We have a linear system in $\mathrm A \in \mathbb R^{m \times n}$

$$\mathrm A \mathrm x = \mathrm b$$

where $\mathrm x \in \mathbb R^{n}$ and $\mathrm b \in \mathbb R^{m}$ are given. Vectorizing the left-hand side, we obtain the linear system

$$(\mathrm x^T \otimes \mathrm I_m) \, \mbox{vec} (\mathrm A) = \mathrm b$$

which is written in a more familiar form. We have $m n$ unknowns and only $m$ equations, i.e., if $n > 1$ then we have an underdetermined linear system. The null space of $\mathrm x^T \otimes \mathrm I_m$ has dimension at least $m (n-1)$. Assuming that $n > 1$, then there are infinitely many solutions.

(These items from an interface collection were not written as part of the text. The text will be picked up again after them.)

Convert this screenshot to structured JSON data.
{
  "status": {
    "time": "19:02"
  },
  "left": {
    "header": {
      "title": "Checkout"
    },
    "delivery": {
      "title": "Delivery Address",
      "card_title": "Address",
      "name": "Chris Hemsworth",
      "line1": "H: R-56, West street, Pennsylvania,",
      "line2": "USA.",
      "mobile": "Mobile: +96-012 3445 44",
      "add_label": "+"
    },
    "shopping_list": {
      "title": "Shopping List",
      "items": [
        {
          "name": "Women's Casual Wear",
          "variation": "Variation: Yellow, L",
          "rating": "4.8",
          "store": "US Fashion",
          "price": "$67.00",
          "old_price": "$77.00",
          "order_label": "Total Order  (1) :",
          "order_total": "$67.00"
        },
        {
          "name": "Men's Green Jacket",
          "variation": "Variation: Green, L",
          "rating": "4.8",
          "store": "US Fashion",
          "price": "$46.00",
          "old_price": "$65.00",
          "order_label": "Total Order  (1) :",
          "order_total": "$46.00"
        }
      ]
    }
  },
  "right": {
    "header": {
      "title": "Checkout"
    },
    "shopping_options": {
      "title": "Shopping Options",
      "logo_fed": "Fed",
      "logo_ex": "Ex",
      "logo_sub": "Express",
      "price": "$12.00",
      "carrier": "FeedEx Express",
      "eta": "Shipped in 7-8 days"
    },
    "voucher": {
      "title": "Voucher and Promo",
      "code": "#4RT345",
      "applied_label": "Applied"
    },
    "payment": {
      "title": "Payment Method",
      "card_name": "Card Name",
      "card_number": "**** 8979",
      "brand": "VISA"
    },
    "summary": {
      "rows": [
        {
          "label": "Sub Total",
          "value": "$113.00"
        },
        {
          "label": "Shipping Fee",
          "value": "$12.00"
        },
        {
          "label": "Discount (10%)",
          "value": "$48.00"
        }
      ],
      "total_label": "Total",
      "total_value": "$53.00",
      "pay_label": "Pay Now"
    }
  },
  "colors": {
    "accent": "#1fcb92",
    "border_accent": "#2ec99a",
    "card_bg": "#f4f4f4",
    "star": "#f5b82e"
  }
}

We can search for the matrix $\mathrm A$ with the minimum Frobenius norm via $2$-norm minimization

$$\begin{array}{ll} \text{minimize} & \|\mbox{vec} (\mathrm A)\|_2\\ \text{subject to} & (\mathrm x^T \otimes \mathrm I_m) \, \mbox{vec} (\mathrm A) = \mathrm b\end{array}$$

or we can search for a sparse matrix $\mathrm A$ via $1$-norm minimization

$$\begin{array}{ll} \text{minimize} & \|\mbox{vec} (\mathrm A)\|_1\\ \text{subject to} & (\mathrm x^T \otimes \mathrm I_m) \, \mbox{vec} (\mathrm A) = \mathrm b\end{array}$$

In MATLAB, use function kron to do the Kronecker product $\otimes$ and reshape to vectorize (and un-vectorize).

The simplest solution is surely a diagonal matrix A whose diagonal elements can immediately be computed – when no zeros in $x$ are involved.

However, if zeros in $b$ or in $x$ are involved $A$ may not be possible to make diagonal.

In some extreme case: where $b$ is completely zero but not $x$, then a special solution would be needed; for instance that $A$ is so, that $x$ is an eigenvector of $A+ \lambda \cdot I$